Items from a data source
====

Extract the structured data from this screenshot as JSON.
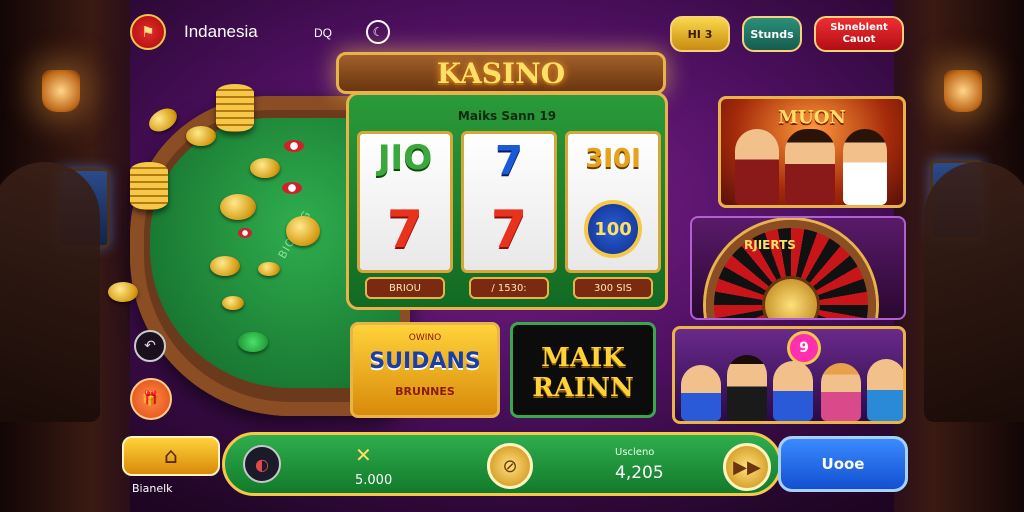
{
  "topbar": {
    "brand": "Indanesia",
    "lang": "DQ",
    "coins_label": "HI 3",
    "signin_label": "Stunds",
    "deposit_label": "Sbneblent Cauot"
  },
  "table": {
    "felt_text": "BIOIENG"
  },
  "slot": {
    "title": "KASINO",
    "subtitle": "Maiks Sann 19",
    "reels": [
      {
        "top": "JIO",
        "bottom": "7",
        "label": "BRIOU"
      },
      {
        "top": "7",
        "bottom": "7",
        "label": "/ 1530:"
      },
      {
        "top": "3I0I",
        "bottom": "100",
        "label": "300 SIS"
      }
    ]
  },
  "banners": {
    "suldans_top": "OWINO",
    "suldans_title": "SUIDANS",
    "suldans_sub": "BRUNNES",
    "maik_line1": "MAIK",
    "maik_line2": "RAINN",
    "moon_title": "MUON",
    "roulette_text": "RJIERTS",
    "crowd_badge": "9"
  },
  "bottombar": {
    "home_label": "Bianelk",
    "value1": "5.000",
    "label2": "Uscleno",
    "value2": "4,205",
    "play_label": "Uooe"
  },
  "colors": {
    "background": "#4a0f5c",
    "felt": "#1a7a33",
    "gold": "#e8b44a",
    "play_blue": "#1250d0",
    "deposit_red": "#ee2f34"
  },
  "icons": [
    "flag-icon",
    "moon-icon",
    "coin-icon",
    "home-icon",
    "back-icon",
    "gift-icon",
    "tools-icon",
    "arrow-icon"
  ]
}
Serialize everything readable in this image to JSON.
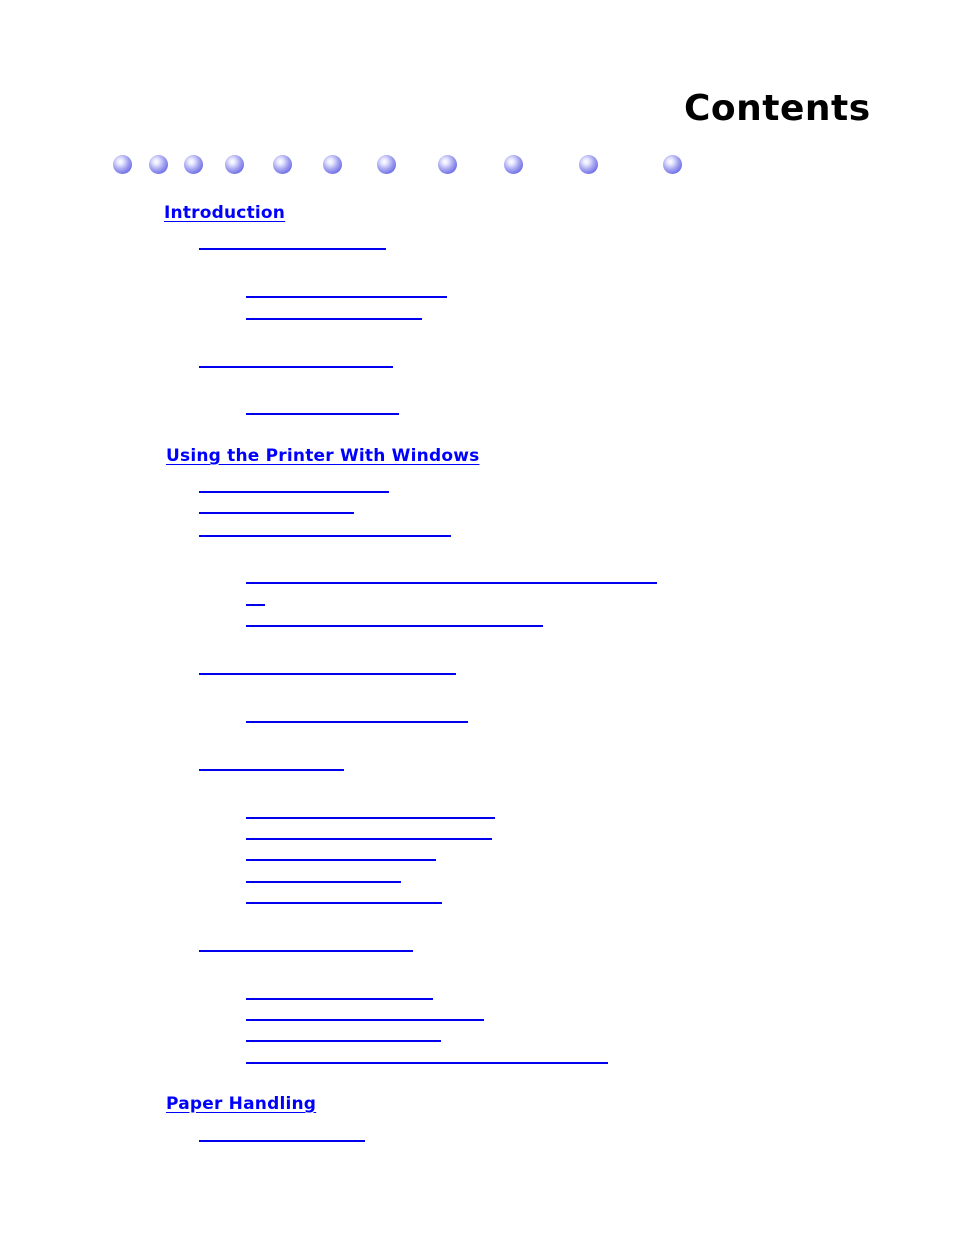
{
  "document": {
    "title": "Contents",
    "link_color": "#0000ff",
    "decoration": {
      "dot_count": 11,
      "dot_color": "#7a7af0"
    },
    "sections": [
      {
        "label": "Introduction",
        "entries": [
          {
            "level": 1,
            "label": ""
          },
          {
            "level": 2,
            "label": ""
          },
          {
            "level": 2,
            "label": ""
          },
          {
            "level": 1,
            "label": ""
          },
          {
            "level": 2,
            "label": ""
          }
        ]
      },
      {
        "label": "Using the Printer With Windows",
        "entries": [
          {
            "level": 1,
            "label": ""
          },
          {
            "level": 1,
            "label": ""
          },
          {
            "level": 1,
            "label": ""
          },
          {
            "level": 2,
            "label": ""
          },
          {
            "level": 2,
            "label": ""
          },
          {
            "level": 2,
            "label": ""
          },
          {
            "level": 1,
            "label": ""
          },
          {
            "level": 2,
            "label": ""
          },
          {
            "level": 1,
            "label": ""
          },
          {
            "level": 2,
            "label": ""
          },
          {
            "level": 2,
            "label": ""
          },
          {
            "level": 2,
            "label": ""
          },
          {
            "level": 2,
            "label": ""
          },
          {
            "level": 2,
            "label": ""
          },
          {
            "level": 1,
            "label": ""
          },
          {
            "level": 2,
            "label": ""
          },
          {
            "level": 2,
            "label": ""
          },
          {
            "level": 2,
            "label": ""
          },
          {
            "level": 2,
            "label": ""
          }
        ]
      },
      {
        "label": "Paper Handling",
        "entries": [
          {
            "level": 1,
            "label": ""
          }
        ]
      }
    ]
  }
}
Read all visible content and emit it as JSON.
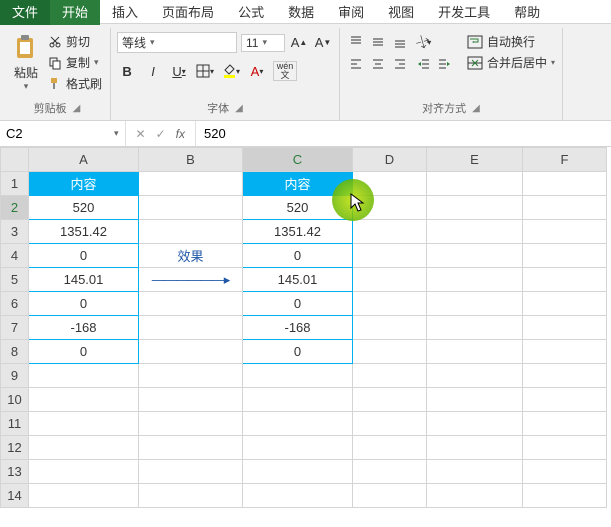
{
  "tabs": {
    "file": "文件",
    "home": "开始",
    "insert": "插入",
    "layout": "页面布局",
    "formula": "公式",
    "data": "数据",
    "review": "审阅",
    "view": "视图",
    "dev": "开发工具",
    "help": "帮助"
  },
  "clipboard": {
    "paste": "粘贴",
    "cut": "剪切",
    "copy": "复制",
    "painter": "格式刷",
    "label": "剪贴板"
  },
  "font": {
    "name": "等线",
    "size": "11",
    "label": "字体",
    "wen": "wén"
  },
  "align": {
    "label": "对齐方式",
    "wrap": "自动换行",
    "merge": "合并后居中"
  },
  "namebox": "C2",
  "formula": "520",
  "arrow_label": "效果",
  "cols": [
    "A",
    "B",
    "C",
    "D",
    "E",
    "F"
  ],
  "rows": [
    "1",
    "2",
    "3",
    "4",
    "5",
    "6",
    "7",
    "8",
    "9",
    "10",
    "11",
    "12",
    "13",
    "14"
  ],
  "tableA": {
    "header": "内容",
    "values": [
      "520",
      "1351.42",
      "0",
      "145.01",
      "0",
      "-168",
      "0"
    ]
  },
  "tableC": {
    "header": "内容",
    "values": [
      "520",
      "1351.42",
      "0",
      "145.01",
      "0",
      "-168",
      "0"
    ]
  }
}
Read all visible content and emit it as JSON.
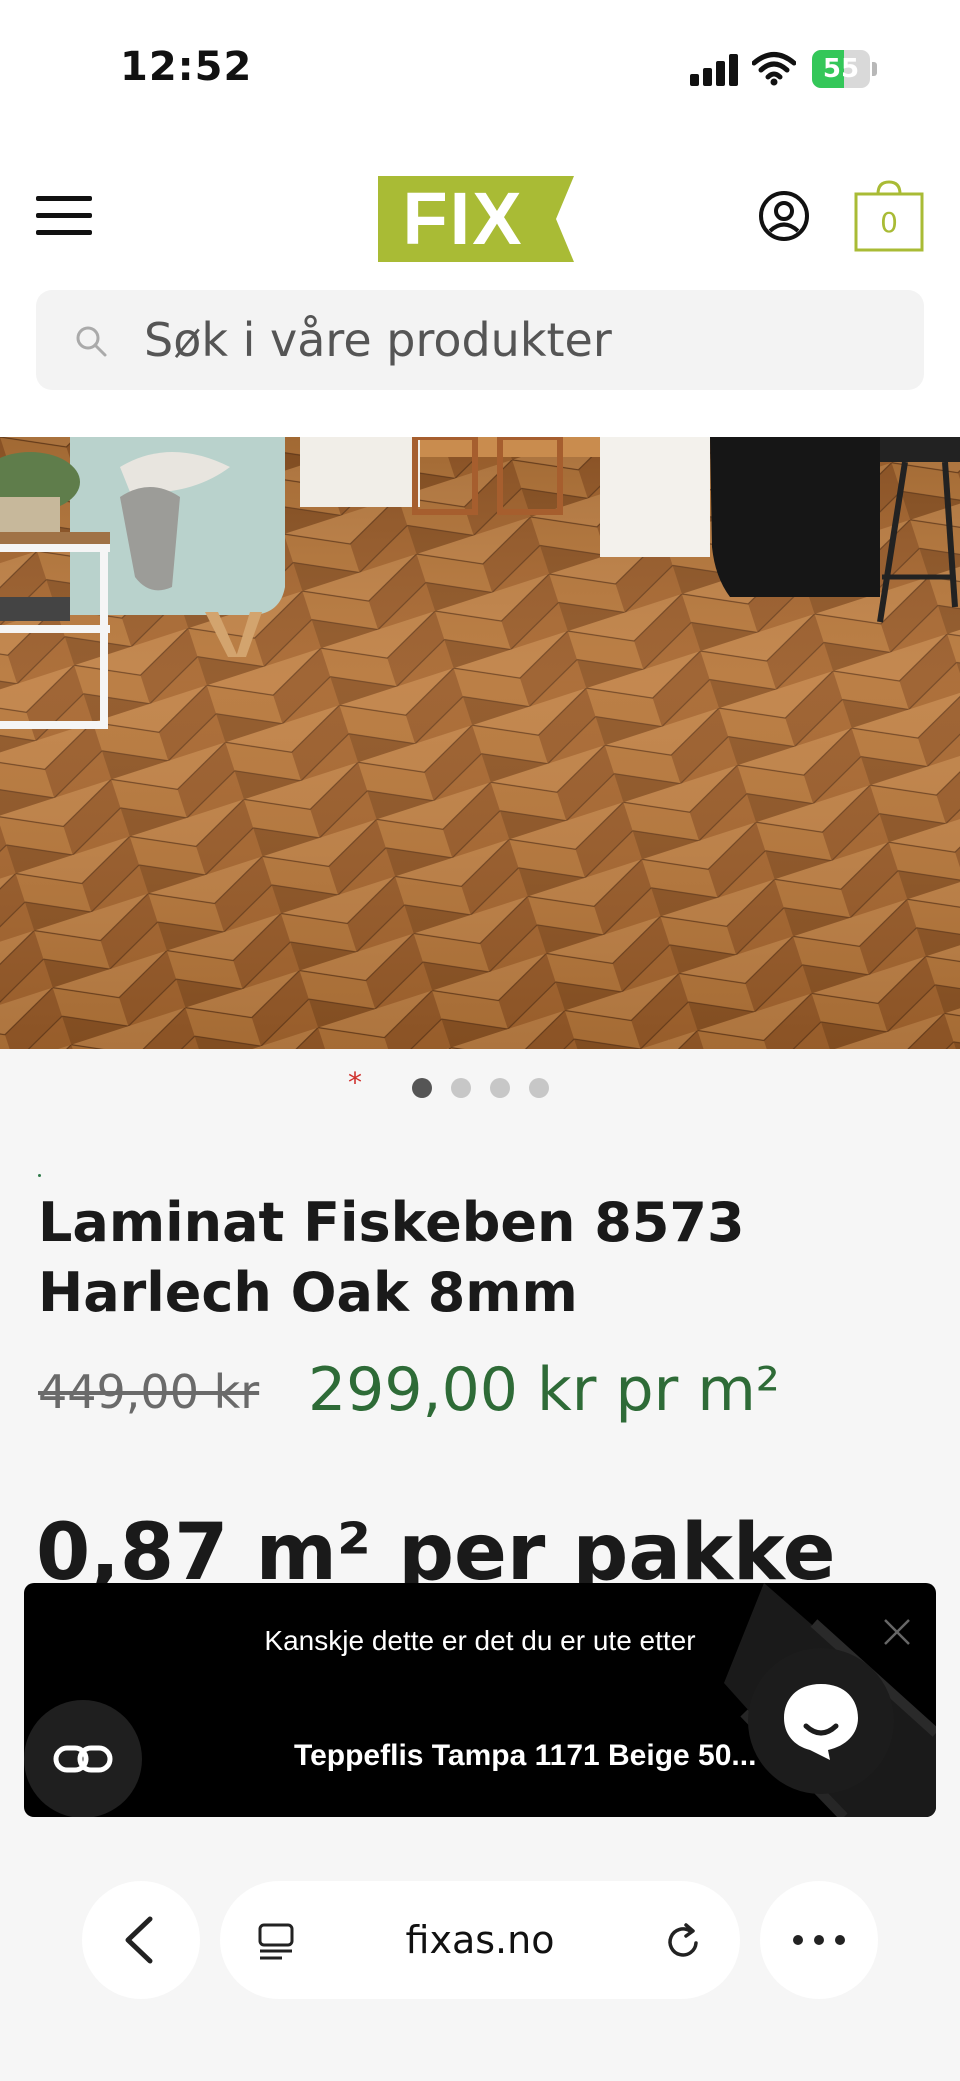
{
  "status_bar": {
    "time": "12:52",
    "battery": "55"
  },
  "header": {
    "logo": "FIX",
    "cart_count": "0"
  },
  "search": {
    "placeholder": "Søk i våre produkter"
  },
  "carousel": {
    "slide_count": 4,
    "active_index": 0,
    "asterisk": "*"
  },
  "product": {
    "title_line1": "Laminat Fiskeben 8573",
    "title_line2": "Harlech Oak 8mm",
    "old_price": "449,00 kr",
    "new_price": "299,00 kr pr m²",
    "per_pack": "0,87 m² per pakke"
  },
  "popup": {
    "heading": "Kanskje dette er det du er ute etter",
    "product": "Teppeflis Tampa 1171 Beige 50..."
  },
  "browser": {
    "address": "fixas.no"
  },
  "colors": {
    "brand": "#a9bb35",
    "price_green": "#2e6b37",
    "old_price": "#6a6a6a",
    "battery_green": "#34c759"
  },
  "icons": [
    "menu-icon",
    "account-icon",
    "cart-icon",
    "search-icon",
    "close-icon",
    "link-icon",
    "chat-icon",
    "back-icon",
    "tabs-icon",
    "reload-icon",
    "more-icon",
    "signal-icon",
    "wifi-icon",
    "battery-icon"
  ]
}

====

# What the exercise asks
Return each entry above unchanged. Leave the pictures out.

# Answer section
Extract the structured data from this screenshot as JSON.
{
  "topbar": {
    "brand": "Indanesia",
    "lang": "DQ",
    "coins_label": "HI 3",
    "signin_label": "Stunds",
    "deposit_label": "Sbneblent Cauot"
  },
  "table": {
    "felt_text": "BIOIENG"
  },
  "slot": {
    "title": "KASINO",
    "subtitle": "Maiks Sann 19",
    "reels": [
      {
        "top": "JIO",
        "bottom": "7",
        "label": "BRIOU"
      },
      {
        "top": "7",
        "bottom": "7",
        "label": "/ 1530:"
      },
      {
        "top": "3I0I",
        "bottom": "100",
        "label": "300 SIS"
      }
    ]
  },
  "banners": {
    "suldans_top": "OWINO",
    "suldans_title": "SUIDANS",
    "suldans_sub": "BRUNNES",
    "maik_line1": "MAIK",
    "maik_line2": "RAINN",
    "moon_title": "MUON",
    "roulette_text": "RJIERTS",
    "crowd_badge": "9"
  },
  "bottombar": {
    "home_label": "Bianelk",
    "value1": "5.000",
    "label2": "Uscleno",
    "value2": "4,205",
    "play_label": "Uooe"
  },
  "colors": {
    "background": "#4a0f5c",
    "felt": "#1a7a33",
    "gold": "#e8b44a",
    "play_blue": "#1250d0",
    "deposit_red": "#ee2f34"
  },
  "icons": [
    "flag-icon",
    "moon-icon",
    "coin-icon",
    "home-icon",
    "back-icon",
    "gift-icon",
    "tools-icon",
    "arrow-icon"
  ]
}
Serialize everything readable in this image to JSON.
{
  "document": {
    "title": "Contents",
    "link_color": "#0000ff",
    "decoration": {
      "dot_count": 11,
      "dot_color": "#7a7af0"
    },
    "sections": [
      {
        "label": "Introduction",
        "entries": [
          {
            "level": 1,
            "label": ""
          },
          {
            "level": 2,
            "label": ""
          },
          {
            "level": 2,
            "label": ""
          },
          {
            "level": 1,
            "label": ""
          },
          {
            "level": 2,
            "label": ""
          }
        ]
      },
      {
        "label": "Using the Printer With Windows",
        "entries": [
          {
            "level": 1,
            "label": ""
          },
          {
            "level": 1,
            "label": ""
          },
          {
            "level": 1,
            "label": ""
          },
          {
            "level": 2,
            "label": ""
          },
          {
            "level": 2,
            "label": ""
          },
          {
            "level": 2,
            "label": ""
          },
          {
            "level": 1,
            "label": ""
          },
          {
            "level": 2,
            "label": ""
          },
          {
            "level": 1,
            "label": ""
          },
          {
            "level": 2,
            "label": ""
          },
          {
            "level": 2,
            "label": ""
          },
          {
            "level": 2,
            "label": ""
          },
          {
            "level": 2,
            "label": ""
          },
          {
            "level": 2,
            "label": ""
          },
          {
            "level": 1,
            "label": ""
          },
          {
            "level": 2,
            "label": ""
          },
          {
            "level": 2,
            "label": ""
          },
          {
            "level": 2,
            "label": ""
          },
          {
            "level": 2,
            "label": ""
          }
        ]
      },
      {
        "label": "Paper Handling",
        "entries": [
          {
            "level": 1,
            "label": ""
          }
        ]
      }
    ]
  }
}
Read all visible content and emit it as JSON.
{
  "tabs": {
    "file": "文件",
    "home": "开始",
    "insert": "插入",
    "layout": "页面布局",
    "formula": "公式",
    "data": "数据",
    "review": "审阅",
    "view": "视图",
    "dev": "开发工具",
    "help": "帮助"
  },
  "clipboard": {
    "paste": "粘贴",
    "cut": "剪切",
    "copy": "复制",
    "painter": "格式刷",
    "label": "剪贴板"
  },
  "font": {
    "name": "等线",
    "size": "11",
    "label": "字体",
    "wen": "wén"
  },
  "align": {
    "label": "对齐方式",
    "wrap": "自动换行",
    "merge": "合并后居中"
  },
  "namebox": "C2",
  "formula": "520",
  "arrow_label": "效果",
  "cols": [
    "A",
    "B",
    "C",
    "D",
    "E",
    "F"
  ],
  "rows": [
    "1",
    "2",
    "3",
    "4",
    "5",
    "6",
    "7",
    "8",
    "9",
    "10",
    "11",
    "12",
    "13",
    "14"
  ],
  "tableA": {
    "header": "内容",
    "values": [
      "520",
      "1351.42",
      "0",
      "145.01",
      "0",
      "-168",
      "0"
    ]
  },
  "tableC": {
    "header": "内容",
    "values": [
      "520",
      "1351.42",
      "0",
      "145.01",
      "0",
      "-168",
      "0"
    ]
  }
}
Read all visible content and emit it as JSON.
{
  "status_bar": {
    "time": "12:52",
    "battery": "55"
  },
  "header": {
    "logo": "FIX",
    "cart_count": "0"
  },
  "search": {
    "placeholder": "Søk i våre produkter"
  },
  "carousel": {
    "slide_count": 4,
    "active_index": 0,
    "asterisk": "*"
  },
  "product": {
    "title_line1": "Laminat Fiskeben 8573",
    "title_line2": "Harlech Oak 8mm",
    "old_price": "449,00 kr",
    "new_price": "299,00 kr pr m²",
    "per_pack": "0,87 m² per pakke"
  },
  "popup": {
    "heading": "Kanskje dette er det du er ute etter",
    "product": "Teppeflis Tampa 1171 Beige 50..."
  },
  "browser": {
    "address": "fixas.no"
  },
  "colors": {
    "brand": "#a9bb35",
    "price_green": "#2e6b37",
    "old_price": "#6a6a6a",
    "battery_green": "#34c759"
  },
  "icons": [
    "menu-icon",
    "account-icon",
    "cart-icon",
    "search-icon",
    "close-icon",
    "link-icon",
    "chat-icon",
    "back-icon",
    "tabs-icon",
    "reload-icon",
    "more-icon",
    "signal-icon",
    "wifi-icon",
    "battery-icon"
  ]
}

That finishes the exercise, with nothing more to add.